A new wave of growing antisemitism, driven by fringe Web communities, is an increasingly worrying presence in the socio-political realm. The ubiquitous and global nature of the Web has provided tools used by these groups to spread their ideology to the rest of the Internet. Although the study of antisemitism and hate is not new, the scale and rate of change of online data has impacted the efficacy of traditional approaches to measure and understand this worrying trend.
In our latest paper, we present a large-scale, quantitative study of online antisemitism. We collect hundreds of million comments and images from alt-right Web communities like 4chan’s Politically Incorrect board /pol/) and the Twitter clone, Gab. Using scientifically grounded methods, we quantify the escalation and spread of antisemitic memes and rhetoric across the Web. We find the frequency of antisemitic content greatly increases (in some cases more than doubling) after major political events such as the 2016 US Presidential Election and the “Unite the Right” rally in Charlottesville. Furthermore, this antisemitism appears in tandem with sharp increases in white ethnic nationalist content on the same communities. We extract semantic embeddings from our corpus of posts and demonstrate how automated techniques can discover and categorize the use of antisemitic terminology. We additionally examine the prevalence and spread of the antisemitic “Happy Merchant” meme, and in particular how these fringe communities influence its propagation to more mainstream services like Twitter and Reddit.
Taken together, our results provide a data-driven, quantitative framework for understanding online antisemitism. Our open and scientifically grounded methods serve as a framework to augment current qualitative efforts by anti-hate groups, providing new insights into the growth and spread of anti-semitism online.
We present an open, scientifically rigorous framework for quantitative analysis of online antisemitism. Our methodology is transparent, and our data will be made available upon request. Using this approach, we characterize the rise of online antisemitism across several axes.

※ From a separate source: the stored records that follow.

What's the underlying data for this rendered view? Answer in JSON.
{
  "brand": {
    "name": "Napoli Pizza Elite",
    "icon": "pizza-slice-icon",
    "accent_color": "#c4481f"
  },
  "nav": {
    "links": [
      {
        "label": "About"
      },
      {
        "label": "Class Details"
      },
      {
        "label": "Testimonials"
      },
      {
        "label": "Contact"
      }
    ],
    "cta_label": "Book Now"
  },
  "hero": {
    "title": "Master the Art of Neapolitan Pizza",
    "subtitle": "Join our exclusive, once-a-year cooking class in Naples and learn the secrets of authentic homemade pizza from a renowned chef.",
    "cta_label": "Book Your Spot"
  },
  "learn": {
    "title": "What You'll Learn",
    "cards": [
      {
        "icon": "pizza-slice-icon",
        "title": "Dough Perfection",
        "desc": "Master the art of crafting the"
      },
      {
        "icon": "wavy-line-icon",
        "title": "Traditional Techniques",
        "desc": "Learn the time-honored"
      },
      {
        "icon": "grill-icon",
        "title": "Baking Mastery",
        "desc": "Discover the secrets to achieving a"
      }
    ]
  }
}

More specifically we answer the following research questions:
Has there been a rise in online antisemitism, and if so, what is the trend?
How is online antisemitism expressed, and how can we automatically discover and categorize newly emerging antisemitic language?
How are memes being weaponized to produce easily digestible and shareable antisemitic ideology?
To what degree are fringe communities influencing the rest of the Web in terms of spreading antisemitic propaganda?
We answer these questions by analyzing a dataset of over 100 million posts from two fringe Web communities: 4chan’s Politically Incorrect board (/pol/) and Gab 1 . We train models, which incorporate continuous bag of words models, using the posts on these Web communities to gain an understanding, and discovery of new antisemitic terms. Our analysis reveals thematic communities of derogatory slang words, nationalistic slurs, and religious hatred toward Jews. We analyze almost seven million images using an image processing pipeline we previously developed to quantify the prevalence and diversity of the notoriously antisemitic Happy Merchant meme.
We find that the Happy Merchant enjoys substantial popularity in both communities, and its usage overlaps with other general purpose (i.e. not intrinsically antisemitic) memes. Finally, we model the relative influence of several fringe and mainstream communities with respect to dissemination of the Happy Merchant meme.
The next several posts will highlight these findings.